The Democracy Studies program will host a lecture on “Campaign Finance: Balancing Political Inequality with Free Speech,” with Rick Hasen, Chancellor’s Professor of Law and Political Science, University of California, Irvine School of Law, at 4 p.m. on Thursday, Oct. 8, in […]
Alumni from The Ohio State University Moritz College of Law hit the campaign trial this fall for a number of elected positions ranging from governor of Nevada to Ohio Supreme Court justice.
Prof. Edward B. Foley, director of Election Law @ Moritz, co-authored an op-ed in The New York Times on the safety net of provisional voting.
“Provisional ballots can work to prevent disenfranchisement by an invalid state law,” he and Joshua A. Douglas argue.
Professor Daniel P. Tokaji released the book “The New Soft Money: Outside Spending in Congressional Elections” at the National Press Club. Since Citizens United, there has been a torrent of outside money flood election campaigns. While there has been considerable attention to raw numbers, much less was known about the real-world effects of such spending — until now.
Two key leaders of the recent Presidential Commission on Election Administration are coming to Columbus on Feb. 28 for a daylong conference hosted by Election Law @ Moritz and the Moritz College of Law’s Legislation Clinic.
When Hardball with Chris Matthews wanted to examine threats around the nation to voting rights, producers turned toward the expertise of a recent graduate of The Ohio State University Moritz College of Law.
Professor Daniel P. Tokaji will take part in a panel discussion on WOSU-TV on Thursday as part of Ohio’s ninth annual Statewide Tribute to Rosa Parks. “The Power of One” event, presented by The Ohio State University, the Central Ohio Transit Authority, and Congresswoman Joyce Beatty, will take place Thursday and Friday at COSI.
Professor Ned Foley, director of Election Law @ Moritz, wrote an op-ed in Roll Call recalling an 1877 congressional gridlock and how a speaker of the house went against his party to save the day, and perhaps the country.
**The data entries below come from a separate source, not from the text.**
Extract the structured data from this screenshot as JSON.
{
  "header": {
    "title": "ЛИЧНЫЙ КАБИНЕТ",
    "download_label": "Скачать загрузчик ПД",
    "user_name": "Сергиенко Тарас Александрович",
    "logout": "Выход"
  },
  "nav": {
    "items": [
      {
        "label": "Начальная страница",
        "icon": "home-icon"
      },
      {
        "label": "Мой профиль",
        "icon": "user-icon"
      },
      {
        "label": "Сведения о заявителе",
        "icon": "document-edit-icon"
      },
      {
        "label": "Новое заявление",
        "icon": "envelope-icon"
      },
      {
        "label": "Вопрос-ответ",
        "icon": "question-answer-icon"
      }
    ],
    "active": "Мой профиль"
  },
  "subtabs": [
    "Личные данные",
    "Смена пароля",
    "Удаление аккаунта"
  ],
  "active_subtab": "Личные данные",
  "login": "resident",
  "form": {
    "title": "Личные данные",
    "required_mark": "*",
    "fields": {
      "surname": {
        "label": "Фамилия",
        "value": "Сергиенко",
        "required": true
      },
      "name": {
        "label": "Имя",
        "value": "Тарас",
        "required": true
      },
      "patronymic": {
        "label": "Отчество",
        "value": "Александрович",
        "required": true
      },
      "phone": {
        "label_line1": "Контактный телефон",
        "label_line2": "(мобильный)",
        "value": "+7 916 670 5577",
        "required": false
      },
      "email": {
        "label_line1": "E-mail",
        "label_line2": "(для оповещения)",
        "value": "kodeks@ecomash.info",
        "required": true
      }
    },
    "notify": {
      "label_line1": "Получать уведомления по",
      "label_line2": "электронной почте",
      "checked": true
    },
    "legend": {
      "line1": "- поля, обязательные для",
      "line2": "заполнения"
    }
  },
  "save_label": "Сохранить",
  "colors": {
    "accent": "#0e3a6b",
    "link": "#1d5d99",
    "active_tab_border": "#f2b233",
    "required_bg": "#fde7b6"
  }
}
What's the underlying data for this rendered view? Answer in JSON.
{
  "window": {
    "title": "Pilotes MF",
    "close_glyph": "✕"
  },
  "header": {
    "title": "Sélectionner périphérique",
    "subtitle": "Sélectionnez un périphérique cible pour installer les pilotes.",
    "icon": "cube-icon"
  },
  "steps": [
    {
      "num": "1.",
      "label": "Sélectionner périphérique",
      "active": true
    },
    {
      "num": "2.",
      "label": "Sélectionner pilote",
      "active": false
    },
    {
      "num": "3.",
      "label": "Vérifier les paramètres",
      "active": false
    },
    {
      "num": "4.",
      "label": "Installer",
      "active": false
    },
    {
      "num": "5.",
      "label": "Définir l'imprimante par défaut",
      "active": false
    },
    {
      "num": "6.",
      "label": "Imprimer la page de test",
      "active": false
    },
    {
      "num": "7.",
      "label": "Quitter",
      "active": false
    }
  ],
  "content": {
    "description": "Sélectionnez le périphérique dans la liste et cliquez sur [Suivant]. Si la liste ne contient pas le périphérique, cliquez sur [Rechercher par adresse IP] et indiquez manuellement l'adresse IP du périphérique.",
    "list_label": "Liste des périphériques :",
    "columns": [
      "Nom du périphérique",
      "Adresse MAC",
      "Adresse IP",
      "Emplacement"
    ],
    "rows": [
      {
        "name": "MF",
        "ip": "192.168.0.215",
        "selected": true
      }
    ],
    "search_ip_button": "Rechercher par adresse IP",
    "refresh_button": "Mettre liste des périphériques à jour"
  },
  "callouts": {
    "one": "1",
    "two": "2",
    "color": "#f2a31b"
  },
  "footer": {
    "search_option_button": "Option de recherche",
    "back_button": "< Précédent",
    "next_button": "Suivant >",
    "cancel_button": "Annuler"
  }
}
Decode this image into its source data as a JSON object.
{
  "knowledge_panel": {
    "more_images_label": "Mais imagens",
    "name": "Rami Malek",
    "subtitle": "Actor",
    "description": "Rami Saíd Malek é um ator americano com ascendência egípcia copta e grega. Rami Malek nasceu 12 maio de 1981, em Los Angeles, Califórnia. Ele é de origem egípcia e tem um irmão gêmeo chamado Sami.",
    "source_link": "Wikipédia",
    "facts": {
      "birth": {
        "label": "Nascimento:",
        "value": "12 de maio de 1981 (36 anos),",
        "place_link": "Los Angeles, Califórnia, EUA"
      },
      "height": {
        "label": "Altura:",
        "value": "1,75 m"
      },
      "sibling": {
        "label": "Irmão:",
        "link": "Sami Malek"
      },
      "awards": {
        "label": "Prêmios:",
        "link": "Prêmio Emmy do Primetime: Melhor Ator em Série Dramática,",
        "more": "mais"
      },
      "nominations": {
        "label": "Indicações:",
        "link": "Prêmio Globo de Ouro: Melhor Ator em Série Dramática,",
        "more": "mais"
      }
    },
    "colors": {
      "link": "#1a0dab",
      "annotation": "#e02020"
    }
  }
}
Foley argues there could be lessons in this historical tale that could help today’s congressional leaders break the impass on the government shutdown and debt ceiling.
This workshop will present and discuss the findings of the Comparative National Elections Project and will be held Friday, Oct. 18 from 9:45 a.m. – 3:30 p.m. at the Mershon Center for International Security Studies. This is the Mershon Center’s longest-running research project, and it has become one of the largest survey-based research projects in the world, now including over 40 countries on five continents.
The Ohio State University is an epicenter for election law and political reform discussions when the Bipartisan Policy Center Commission on Political Reform’s National Conversation on American Unity comes to campus. The third in a series nationwide, the event will convene former elected officials, community, business, and public service leaders for a town hall meeting.
The Ohio State University will be an epicenter for election law and political reform discussions this fall, starting with two events next week. From 1 to 4:30 p.m. Thursday, Sept. 26, the university and the Bipartisan Policy Center are teaming […]
When the United States Supreme Court ruled on Shelby County v. Holder on June 25, the decision affected more than the voting rights of multiple jurisdictions in the U.S. It also shifted most of the summer interns’ caseloads at the Campaign Legal Center in Washington, D.C.